FORT RUCKER, Ala. -- They play out of love for Soldiers, Families and music, and April 12, Garrison Commander Col. Yvette Kelley showed appreciation for Crossfire members' dedication.
Kelley presented Staff Sgts. Gavin Anderson and Jason Paull and Sgts. Lonnie Thompson, Jonathan Greer and Robert Chapa with garrison certificates of appreciation for performing their rock music sets during SpringFest March 20. CW3 Ryan Weaver and Staff Sgt. Chris Nguyen also received honors but were not in attendance at the ceremony at 98th Army Band headquarters.
"This is one small way to thank you and show you how much the community appreciates you," Kelley said, noting the whole 98th Army Band always performs well at post functions.
Crossfire, one of the 98th Army Band's few subgroups, "provides flexibility so they can tailor the music accompaniment" to any event and "showcases the specific talents of the Soldiers in those combos," she said.
Paull, a bass guitarist and singer, said the SpringFest show was twice as long as their normal performances, meaning he got to have "twice the fun."

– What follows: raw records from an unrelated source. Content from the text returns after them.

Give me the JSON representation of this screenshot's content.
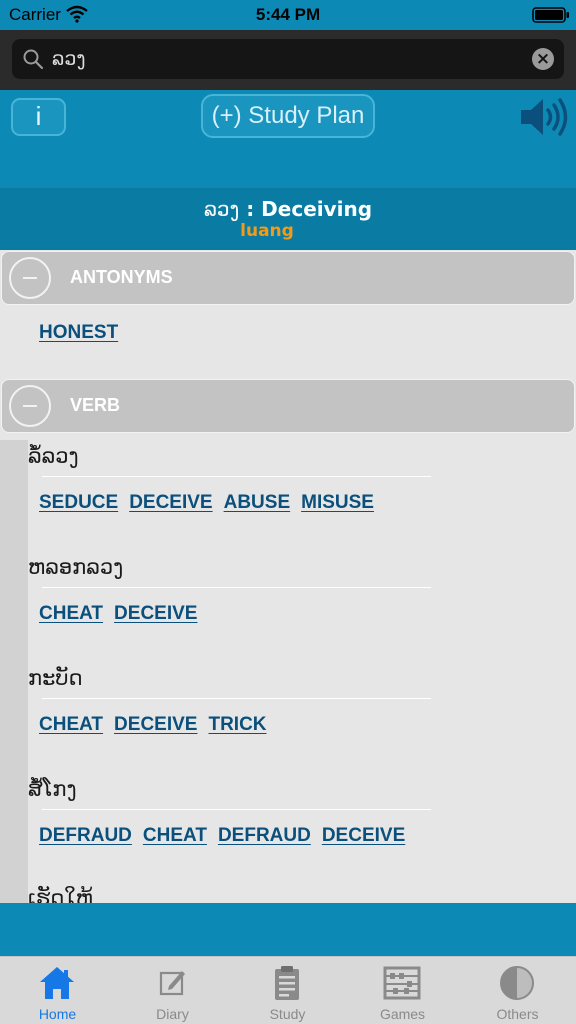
{
  "status_bar": {
    "carrier": "Carrier",
    "time": "5:44 PM"
  },
  "search": {
    "value": "ລວງ",
    "placeholder": ""
  },
  "toolbar": {
    "info_label": "i",
    "study_plan_label": "(+) Study Plan"
  },
  "word": {
    "lao": "ລວງ",
    "separator": " : ",
    "english": "Deceiving",
    "romanization": "luang"
  },
  "sections": {
    "antonyms": {
      "label": "ANTONYMS",
      "links": [
        "HONEST"
      ]
    },
    "verb": {
      "label": "VERB",
      "entries": [
        {
          "lao": "ລໍ້ລວງ",
          "links": [
            "SEDUCE",
            "DECEIVE",
            "ABUSE",
            "MISUSE"
          ]
        },
        {
          "lao": "ຫລອກລວງ",
          "links": [
            "CHEAT",
            "DECEIVE"
          ]
        },
        {
          "lao": "ກະບັດ",
          "links": [
            "CHEAT",
            "DECEIVE",
            "TRICK"
          ]
        },
        {
          "lao": "ສໍ້ໂກງ",
          "links": [
            "DEFRAUD",
            "CHEAT",
            "DEFRAUD",
            "DECEIVE"
          ]
        },
        {
          "lao": "ເຮັດໃຫ້"
        }
      ]
    }
  },
  "tabs": [
    {
      "label": "Home",
      "icon": "home-icon",
      "active": true
    },
    {
      "label": "Diary",
      "icon": "diary-icon"
    },
    {
      "label": "Study",
      "icon": "study-icon"
    },
    {
      "label": "Games",
      "icon": "games-icon"
    },
    {
      "label": "Others",
      "icon": "others-icon"
    }
  ],
  "colors": {
    "primary": "#0c8ab5",
    "header": "#0a7ca3",
    "accent_orange": "#f39b18",
    "link": "#0b4f7c",
    "tab_active": "#1677e6"
  }
}
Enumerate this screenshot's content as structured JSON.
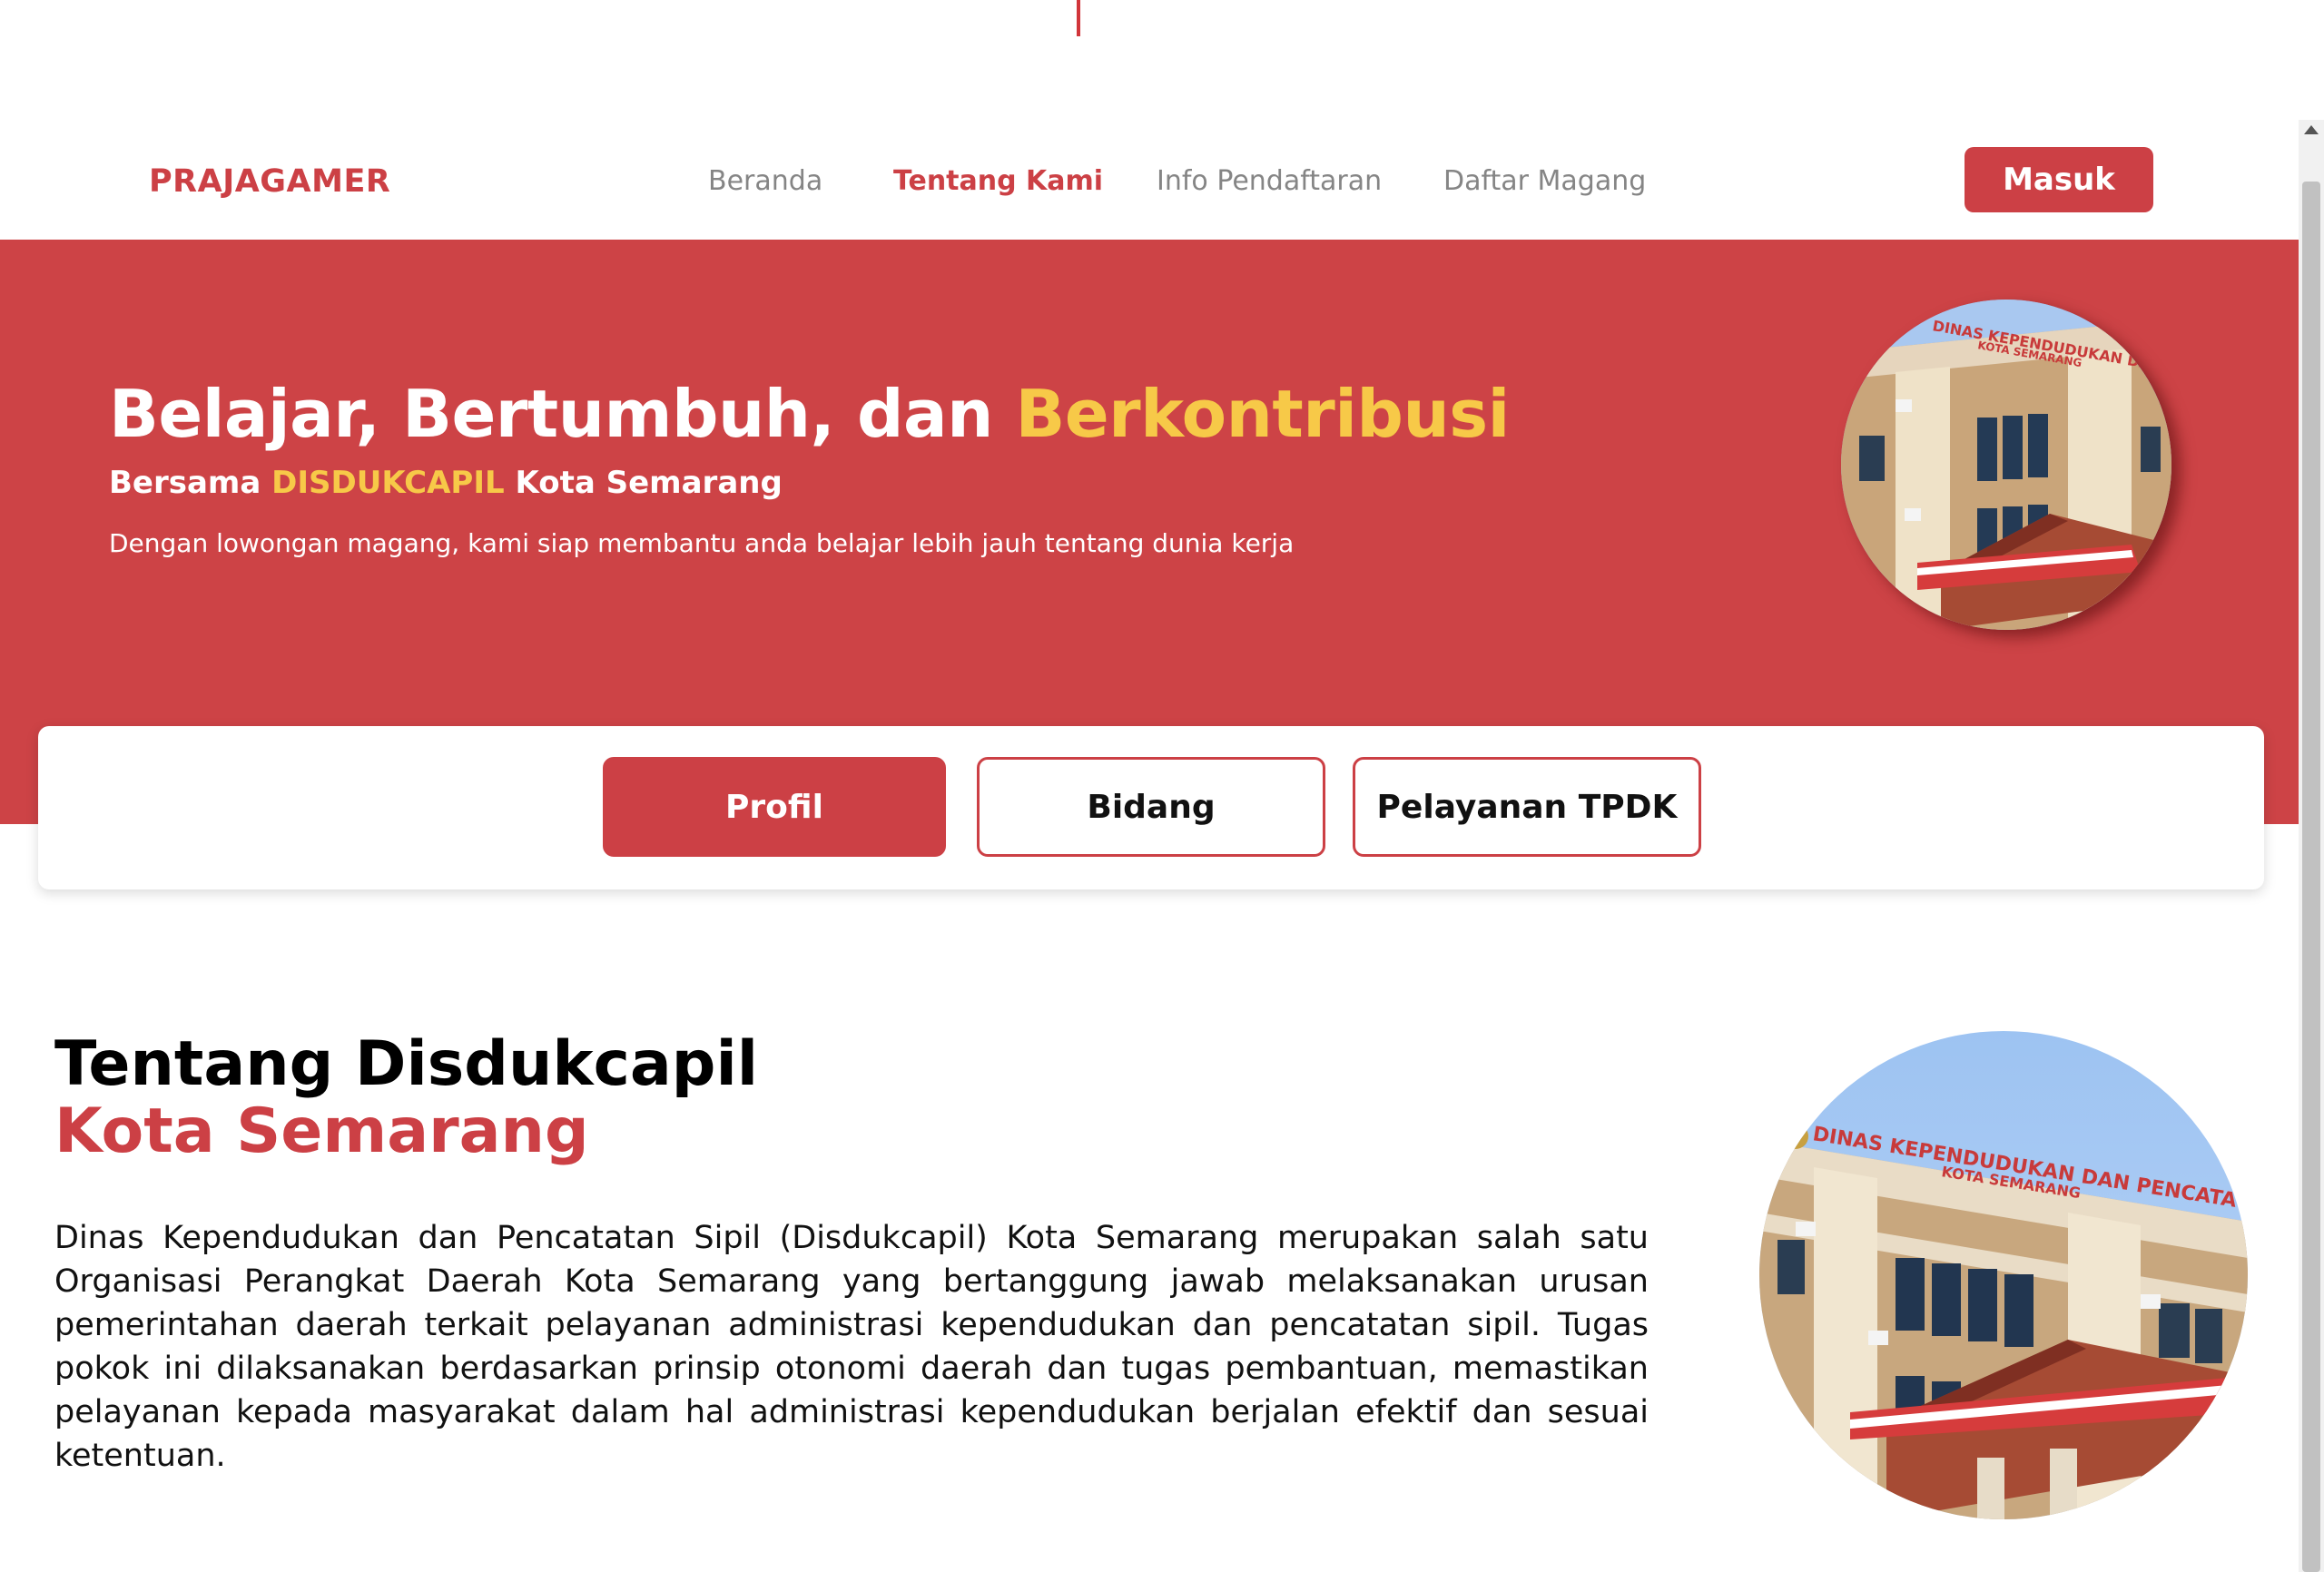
{
  "navbar": {
    "brand": "PRAJAGAMER",
    "links": [
      {
        "label": "Beranda",
        "active": false
      },
      {
        "label": "Tentang Kami",
        "active": true
      },
      {
        "label": "Info Pendaftaran",
        "active": false
      },
      {
        "label": "Daftar Magang",
        "active": false
      }
    ],
    "login_label": "Masuk"
  },
  "hero": {
    "title_main": "Belajar, Bertumbuh, dan ",
    "title_accent": "Berkontribusi",
    "subtitle_prefix": "Bersama ",
    "subtitle_accent": "DISDUKCAPIL",
    "subtitle_suffix": " Kota Semarang",
    "description": "Dengan lowongan magang, kami siap membantu anda belajar lebih jauh tentang dunia kerja",
    "photo_sign": "DINAS KEPENDUDUKAN DAN PENCATATAN SIPIL",
    "photo_sign_sub": "KOTA SEMARANG"
  },
  "tabs": [
    {
      "label": "Profil",
      "active": true
    },
    {
      "label": "Bidang",
      "active": false
    },
    {
      "label": "Pelayanan TPDK",
      "active": false
    }
  ],
  "about": {
    "title_line1": "Tentang Disdukcapil",
    "title_line2": "Kota Semarang",
    "body": "Dinas Kependudukan dan Pencatatan Sipil (Disdukcapil) Kota Semarang merupakan salah satu Organisasi Perangkat Daerah Kota Semarang yang bertanggung jawab melaksanakan urusan pemerintahan daerah terkait pelayanan administrasi kependudukan dan pencatatan sipil. Tugas pokok ini dilaksanakan berdasarkan prinsip otonomi daerah dan tugas pembantuan, memastikan pelayanan kepada masyarakat dalam hal administrasi kependudukan berjalan efektif dan sesuai ketentuan."
  },
  "colors": {
    "primary": "#cd4346",
    "accent": "#f7c948",
    "nav_inactive": "#858585"
  }
}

"We pulled out some songs we don't play normally, including some 80s music," he said.
Other than the show length and rehashing some older songs, band members and leaders said the show was a normal performance.
"It (was) just another example of what they do best," said WO1 George Bauer, 98th Army Band commander. "They met the standard."
Thompson echoed the sentiment.
"It's all part of what we do," he said. "I have the easiest job in the Army because I get to do what I love to do."
Crossfire members said they enjoyed the recognition they received.
"It's special. It lets us know from the top down we're appreciated," Thompson said.
"It's always good to know people enjoy what we do because that's why we play," Paull said.
Garrison Command Sgt. Maj. Dwaine Walters noted during the ceremony that Army band members provide a valuable service, especially overseas.
"There's no greater asset in theater than these bands," he said, adding when bands performed in Afghanistan, he saw Soldiers' morale "skyrocket."